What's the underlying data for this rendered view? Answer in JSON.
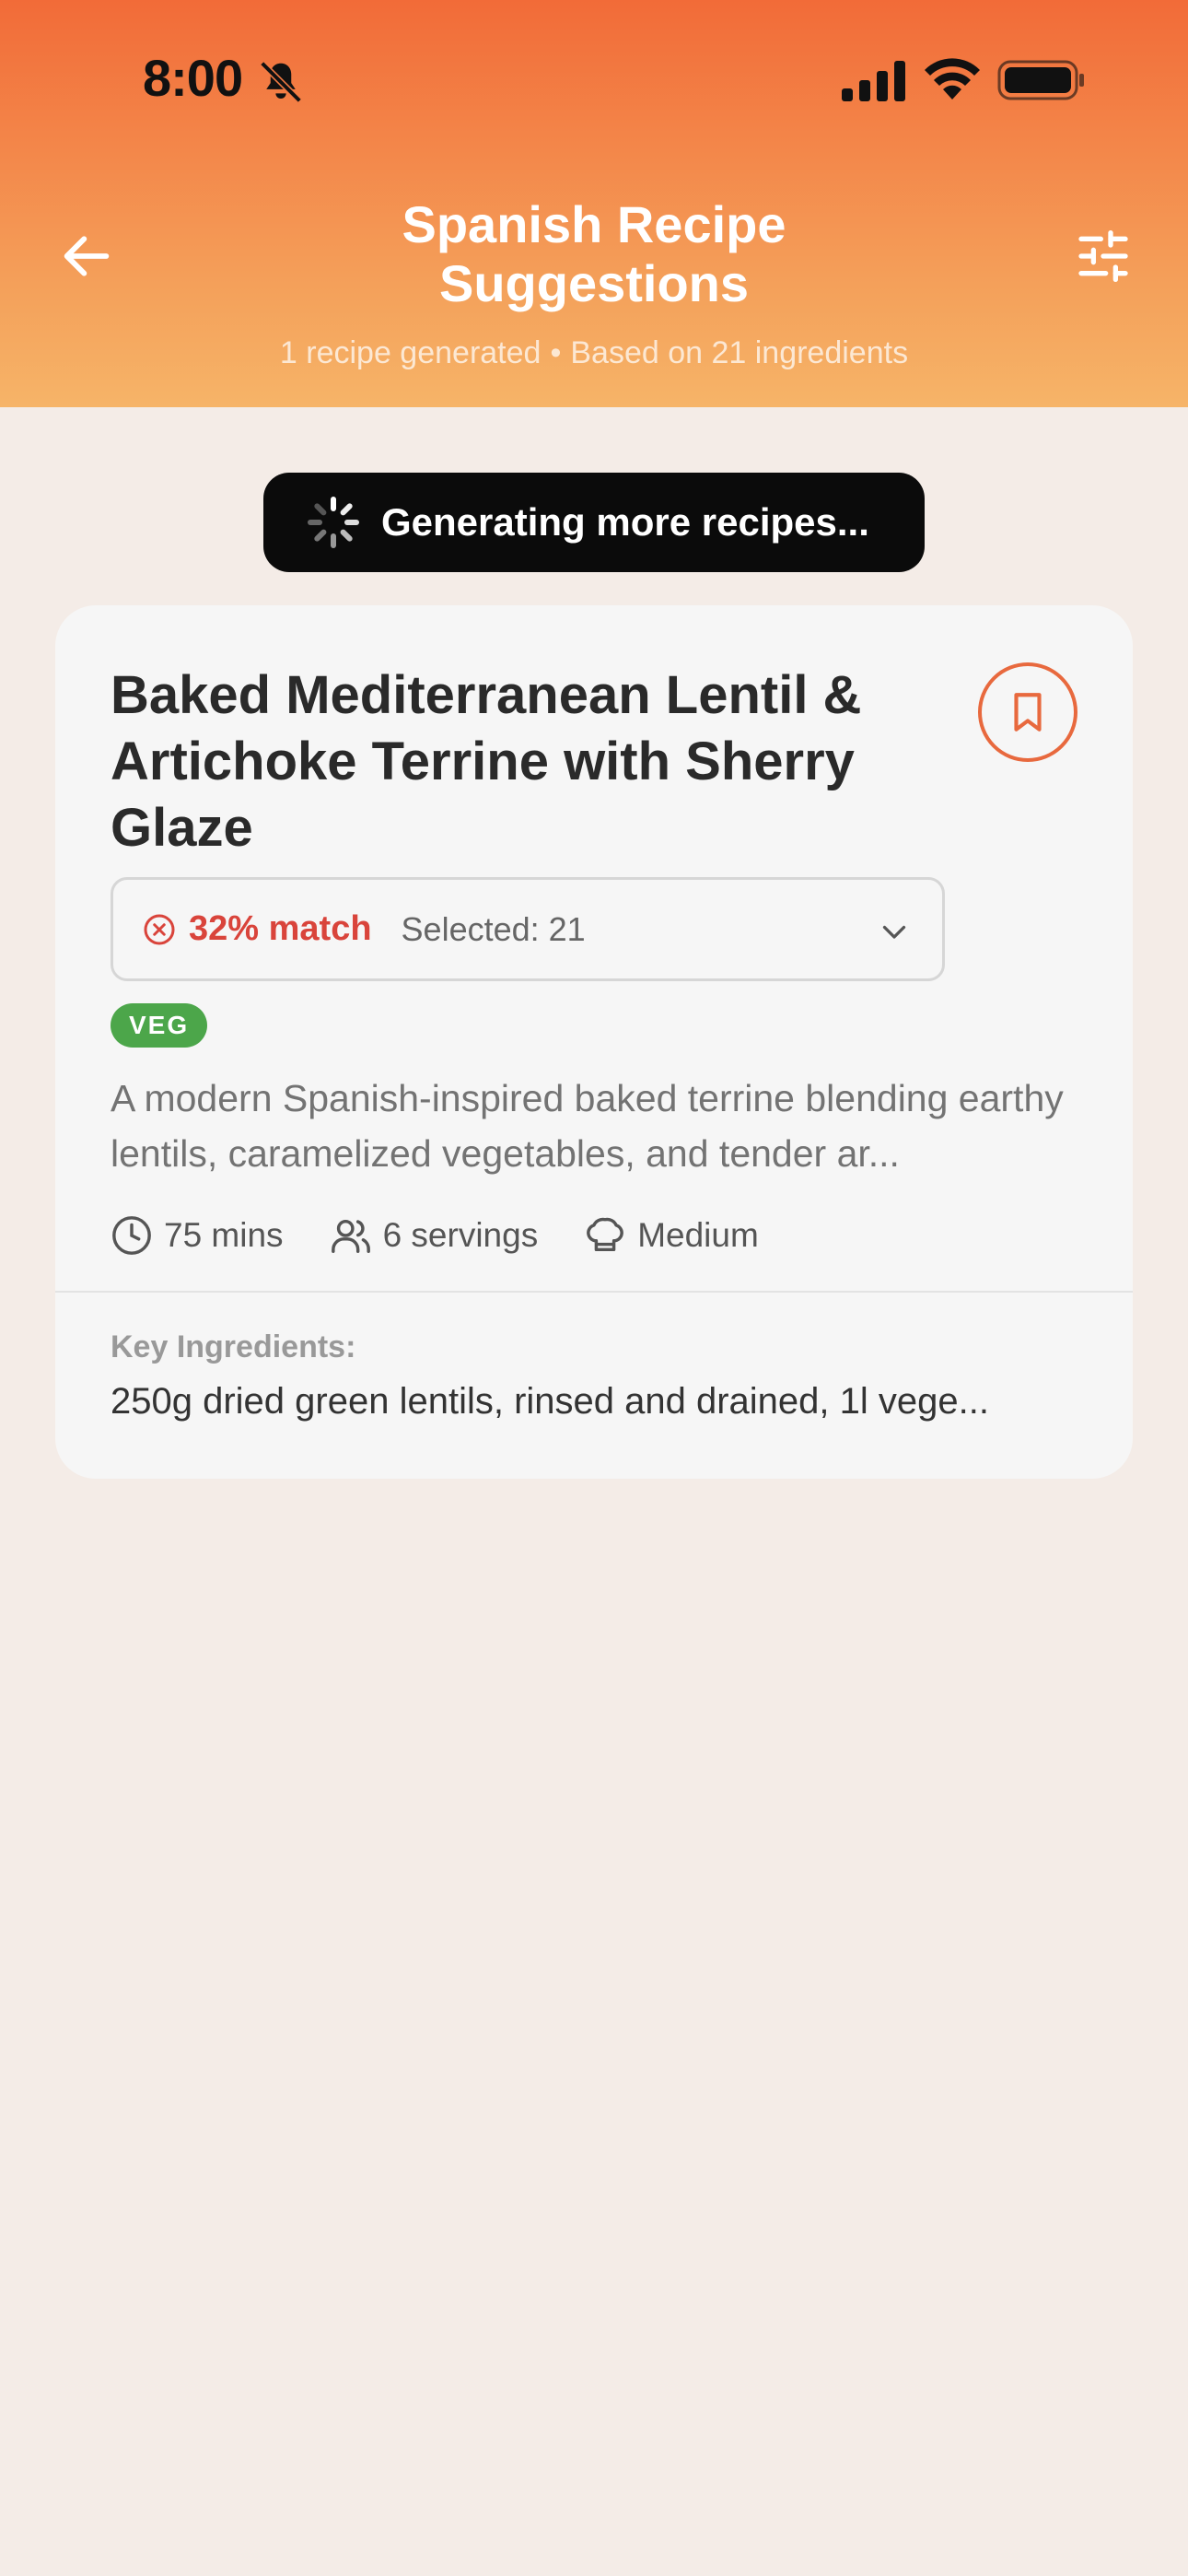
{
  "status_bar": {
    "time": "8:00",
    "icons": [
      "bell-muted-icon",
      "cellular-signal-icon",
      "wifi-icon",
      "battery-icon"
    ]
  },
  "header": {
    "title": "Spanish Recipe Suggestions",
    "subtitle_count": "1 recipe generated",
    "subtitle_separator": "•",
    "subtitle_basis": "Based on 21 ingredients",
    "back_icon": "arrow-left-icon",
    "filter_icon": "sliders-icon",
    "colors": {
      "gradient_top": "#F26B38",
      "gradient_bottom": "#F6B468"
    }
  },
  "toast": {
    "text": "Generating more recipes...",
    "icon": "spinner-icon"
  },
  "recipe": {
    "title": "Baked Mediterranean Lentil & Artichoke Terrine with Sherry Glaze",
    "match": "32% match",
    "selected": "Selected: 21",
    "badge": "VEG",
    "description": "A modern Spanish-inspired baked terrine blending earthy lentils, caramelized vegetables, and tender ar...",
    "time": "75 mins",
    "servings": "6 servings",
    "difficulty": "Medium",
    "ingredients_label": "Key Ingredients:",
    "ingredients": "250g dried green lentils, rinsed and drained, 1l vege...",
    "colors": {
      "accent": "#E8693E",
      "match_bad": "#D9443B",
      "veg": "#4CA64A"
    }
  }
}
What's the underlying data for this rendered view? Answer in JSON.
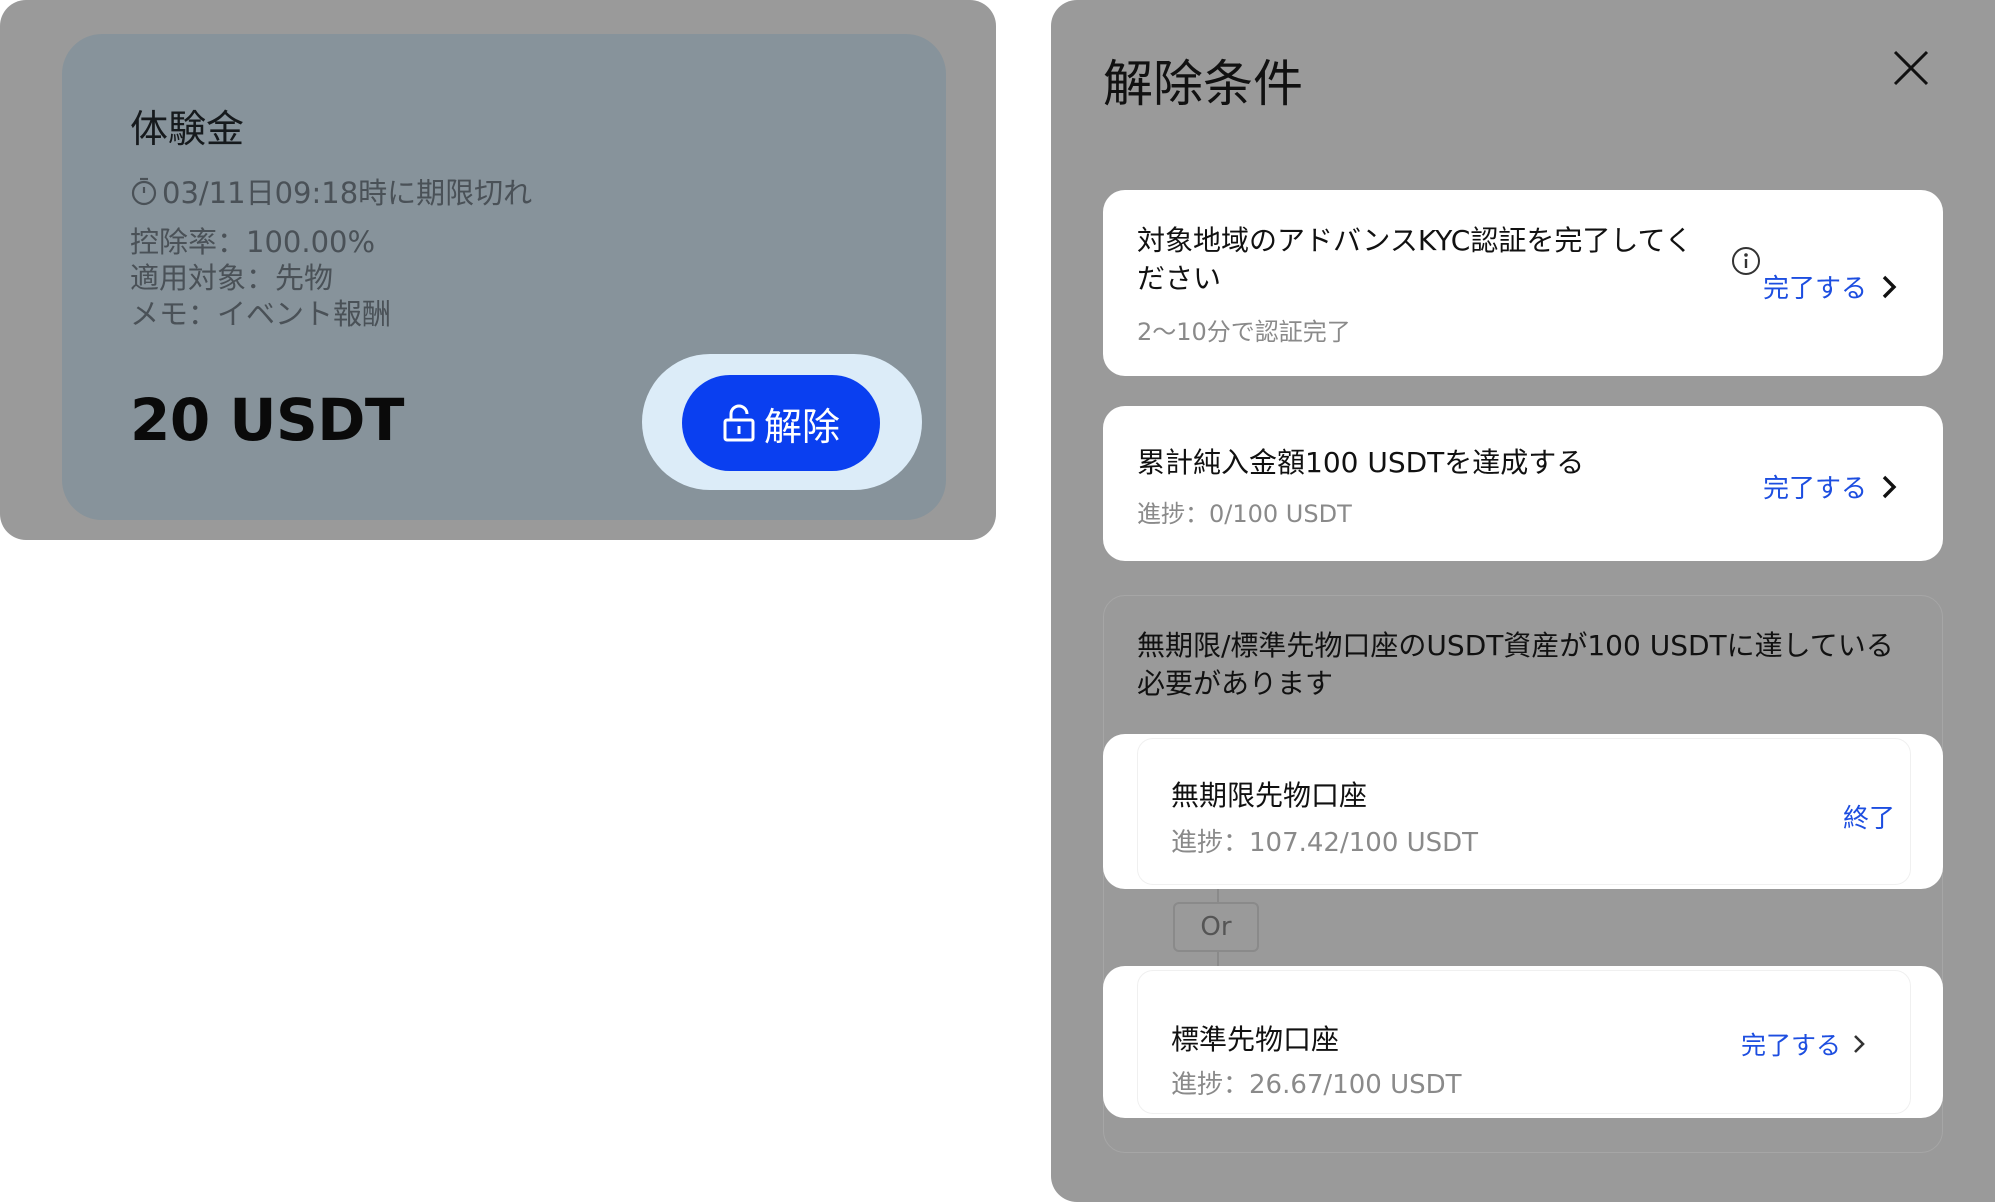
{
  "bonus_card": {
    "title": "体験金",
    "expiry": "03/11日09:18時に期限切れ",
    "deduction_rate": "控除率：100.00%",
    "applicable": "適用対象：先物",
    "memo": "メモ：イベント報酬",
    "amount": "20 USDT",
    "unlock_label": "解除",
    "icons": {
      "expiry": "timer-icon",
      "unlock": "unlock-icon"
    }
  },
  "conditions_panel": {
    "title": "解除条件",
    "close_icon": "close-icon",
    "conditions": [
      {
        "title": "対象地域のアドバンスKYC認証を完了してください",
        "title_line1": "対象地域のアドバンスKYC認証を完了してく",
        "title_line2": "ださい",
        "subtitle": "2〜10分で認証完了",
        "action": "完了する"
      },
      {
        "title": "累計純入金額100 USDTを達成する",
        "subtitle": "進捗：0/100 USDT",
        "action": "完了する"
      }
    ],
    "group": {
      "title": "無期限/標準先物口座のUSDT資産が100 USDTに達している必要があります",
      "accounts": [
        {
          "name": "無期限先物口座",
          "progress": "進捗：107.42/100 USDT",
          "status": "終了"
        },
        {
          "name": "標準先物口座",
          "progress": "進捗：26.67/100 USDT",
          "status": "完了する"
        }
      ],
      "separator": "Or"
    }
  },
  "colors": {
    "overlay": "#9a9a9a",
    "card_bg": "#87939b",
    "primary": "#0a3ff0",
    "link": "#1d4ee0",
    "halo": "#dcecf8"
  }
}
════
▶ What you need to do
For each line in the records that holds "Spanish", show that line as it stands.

▶ Solution below
    "title": "Spanish Recipe Suggestions",
    "description": "A modern Spanish-inspired baked terrine blending earthy lentils, caramelized vegetables, and tender ar...",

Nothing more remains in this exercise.